EXERCISE: Output each record below exactly. No images go in the copy.

Data entries:
+ + +

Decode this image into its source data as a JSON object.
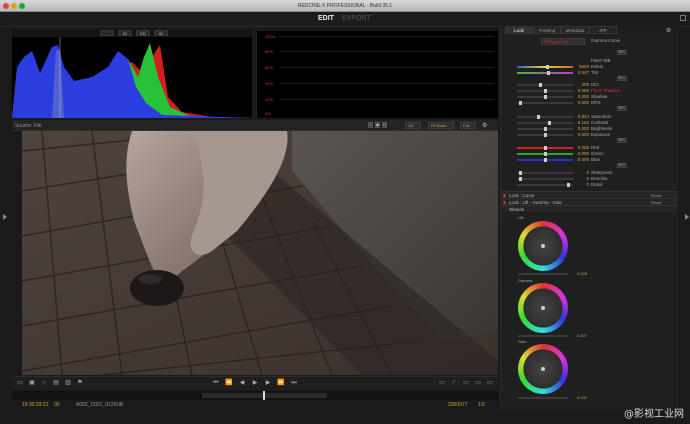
{
  "window": {
    "title": "REDCINE-X PROFESSIONAL - Build 35.1"
  },
  "modes": {
    "edit": "EDIT",
    "export": "EXPORT"
  },
  "histogram": {
    "buttons": [
      "",
      "ID",
      "ED",
      "ID"
    ]
  },
  "graph": {
    "labels": [
      "100%",
      "80%",
      "60%",
      "40%",
      "20%",
      "0%"
    ]
  },
  "viewer": {
    "title": "Source: File",
    "zoom": "1/2",
    "fit": "Fit Mode",
    "quality": "Full"
  },
  "status": {
    "timecode": "15:30:29:21",
    "fps": "00",
    "clip_name": "A002_C021_0125UB",
    "frame": "2000977",
    "speed": "1/2"
  },
  "panel": {
    "tabs": [
      "Look",
      "Framing",
      "Metadata",
      "IPP"
    ],
    "top": {
      "setting": "REDgamma3",
      "setting2": "",
      "curve_label": "Gamma Curve"
    },
    "rows": [
      {
        "label": "Flash WB",
        "value": ""
      },
      {
        "label": "Kelvin",
        "value": "5600"
      },
      {
        "label": "Tint",
        "value": "0.047"
      },
      {
        "label": "ISO",
        "value": "400"
      },
      {
        "label": "FLUT Shadow",
        "value": "0.000"
      },
      {
        "label": "Shadow",
        "value": "0.000"
      },
      {
        "label": "DRX",
        "value": "0.000"
      },
      {
        "label": "Saturation",
        "value": "0.844"
      },
      {
        "label": "Contrast",
        "value": "0.162"
      },
      {
        "label": "Brightness",
        "value": "0.000"
      },
      {
        "label": "Exposure",
        "value": "0.000"
      },
      {
        "label": "Red",
        "value": "0.000"
      },
      {
        "label": "Green",
        "value": "0.000"
      },
      {
        "label": "Blue",
        "value": "0.000"
      },
      {
        "label": "Sharpness",
        "value": "0"
      },
      {
        "label": "Denoise",
        "value": "0"
      },
      {
        "label": "Detail",
        "value": "0"
      }
    ],
    "sections": [
      {
        "title": "Look : Curve",
        "reset": "Reset"
      },
      {
        "title": "Look : Lift - Gamma - Gain",
        "reset": "Reset"
      },
      {
        "title": "Wheels",
        "reset": ""
      }
    ],
    "wheels": [
      {
        "label": "Lift",
        "value": "0.008"
      },
      {
        "label": "Gamma",
        "value": "0.007"
      },
      {
        "label": "Gain",
        "value": "0.000"
      }
    ],
    "mbtn": "M C"
  },
  "watermark": "@影视工业网"
}
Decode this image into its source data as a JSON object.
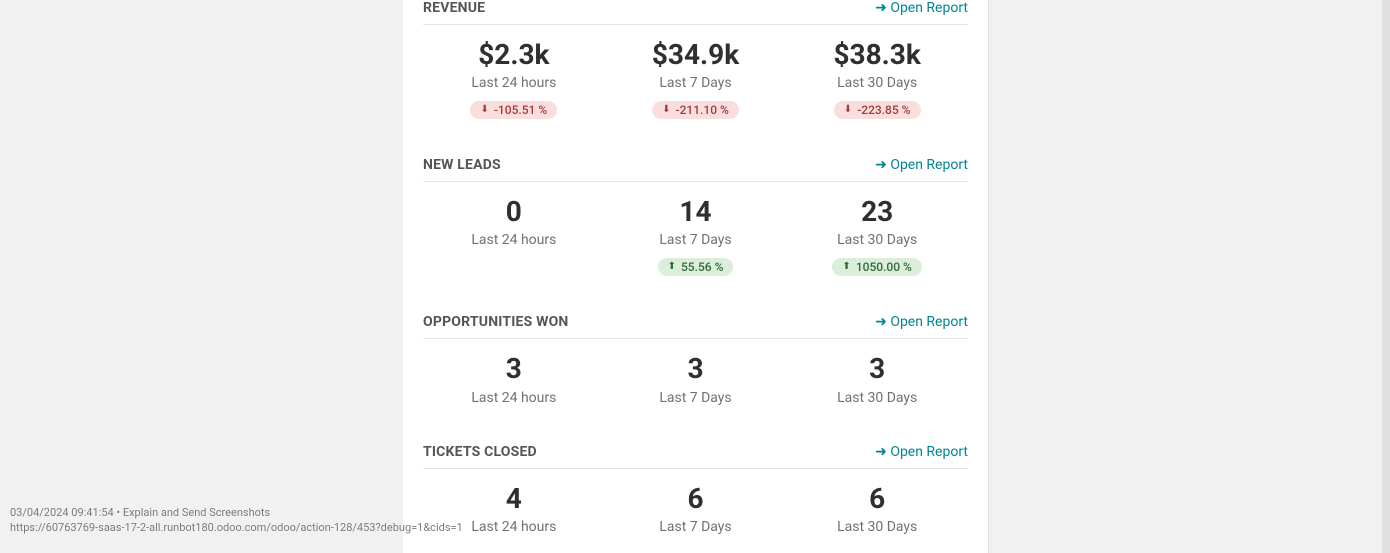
{
  "common": {
    "open_report": "➜ Open Report",
    "period_24h": "Last 24 hours",
    "period_7d": "Last 7 Days",
    "period_30d": "Last 30 Days"
  },
  "revenue": {
    "title": "REVENUE",
    "v24": "$2.3k",
    "v7": "$34.9k",
    "v30": "$38.3k",
    "d24": "-105.51 %",
    "d7": "-211.10 %",
    "d30": "-223.85 %"
  },
  "leads": {
    "title": "NEW LEADS",
    "v24": "0",
    "v7": "14",
    "v30": "23",
    "d7": "55.56 %",
    "d30": "1050.00 %"
  },
  "oppwon": {
    "title": "OPPORTUNITIES WON",
    "v24": "3",
    "v7": "3",
    "v30": "3"
  },
  "tickets": {
    "title": "TICKETS CLOSED",
    "v24": "4",
    "v7": "6",
    "v30": "6"
  },
  "watermark": {
    "line1": "03/04/2024 09:41:54 • Explain and Send Screenshots",
    "line2": "https://60763769-saas-17-2-all.runbot180.odoo.com/odoo/action-128/453?debug=1&cids=1"
  }
}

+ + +

TASK RESPONSE:
Decode this image into its source data as a JSON object.
{
  "window": {
    "title": "REDCINE-X PROFESSIONAL - Build 35.1"
  },
  "modes": {
    "edit": "EDIT",
    "export": "EXPORT"
  },
  "histogram": {
    "buttons": [
      "",
      "ID",
      "ED",
      "ID"
    ]
  },
  "graph": {
    "labels": [
      "100%",
      "80%",
      "60%",
      "40%",
      "20%",
      "0%"
    ]
  },
  "viewer": {
    "title": "Source: File",
    "zoom": "1/2",
    "fit": "Fit Mode",
    "quality": "Full"
  },
  "status": {
    "timecode": "15:30:29:21",
    "fps": "00",
    "clip_name": "A002_C021_0125UB",
    "frame": "2000977",
    "speed": "1/2"
  },
  "panel": {
    "tabs": [
      "Look",
      "Framing",
      "Metadata",
      "IPP"
    ],
    "top": {
      "setting": "REDgamma3",
      "setting2": "",
      "curve_label": "Gamma Curve"
    },
    "rows": [
      {
        "label": "Flash WB",
        "value": ""
      },
      {
        "label": "Kelvin",
        "value": "5600"
      },
      {
        "label": "Tint",
        "value": "0.047"
      },
      {
        "label": "ISO",
        "value": "400"
      },
      {
        "label": "FLUT Shadow",
        "value": "0.000"
      },
      {
        "label": "Shadow",
        "value": "0.000"
      },
      {
        "label": "DRX",
        "value": "0.000"
      },
      {
        "label": "Saturation",
        "value": "0.844"
      },
      {
        "label": "Contrast",
        "value": "0.162"
      },
      {
        "label": "Brightness",
        "value": "0.000"
      },
      {
        "label": "Exposure",
        "value": "0.000"
      },
      {
        "label": "Red",
        "value": "0.000"
      },
      {
        "label": "Green",
        "value": "0.000"
      },
      {
        "label": "Blue",
        "value": "0.000"
      },
      {
        "label": "Sharpness",
        "value": "0"
      },
      {
        "label": "Denoise",
        "value": "0"
      },
      {
        "label": "Detail",
        "value": "0"
      }
    ],
    "sections": [
      {
        "title": "Look : Curve",
        "reset": "Reset"
      },
      {
        "title": "Look : Lift - Gamma - Gain",
        "reset": "Reset"
      },
      {
        "title": "Wheels",
        "reset": ""
      }
    ],
    "wheels": [
      {
        "label": "Lift",
        "value": "0.008"
      },
      {
        "label": "Gamma",
        "value": "0.007"
      },
      {
        "label": "Gain",
        "value": "0.000"
      }
    ],
    "mbtn": "M C"
  },
  "watermark": "@影视工业网"
}
Decode this image into its source data as a JSON object.
{
  "common": {
    "open_report": "➜ Open Report",
    "period_24h": "Last 24 hours",
    "period_7d": "Last 7 Days",
    "period_30d": "Last 30 Days"
  },
  "revenue": {
    "title": "REVENUE",
    "v24": "$2.3k",
    "v7": "$34.9k",
    "v30": "$38.3k",
    "d24": "-105.51 %",
    "d7": "-211.10 %",
    "d30": "-223.85 %"
  },
  "leads": {
    "title": "NEW LEADS",
    "v24": "0",
    "v7": "14",
    "v30": "23",
    "d7": "55.56 %",
    "d30": "1050.00 %"
  },
  "oppwon": {
    "title": "OPPORTUNITIES WON",
    "v24": "3",
    "v7": "3",
    "v30": "3"
  },
  "tickets": {
    "title": "TICKETS CLOSED",
    "v24": "4",
    "v7": "6",
    "v30": "6"
  },
  "watermark": {
    "line1": "03/04/2024 09:41:54 • Explain and Send Screenshots",
    "line2": "https://60763769-saas-17-2-all.runbot180.odoo.com/odoo/action-128/453?debug=1&cids=1"
  }
}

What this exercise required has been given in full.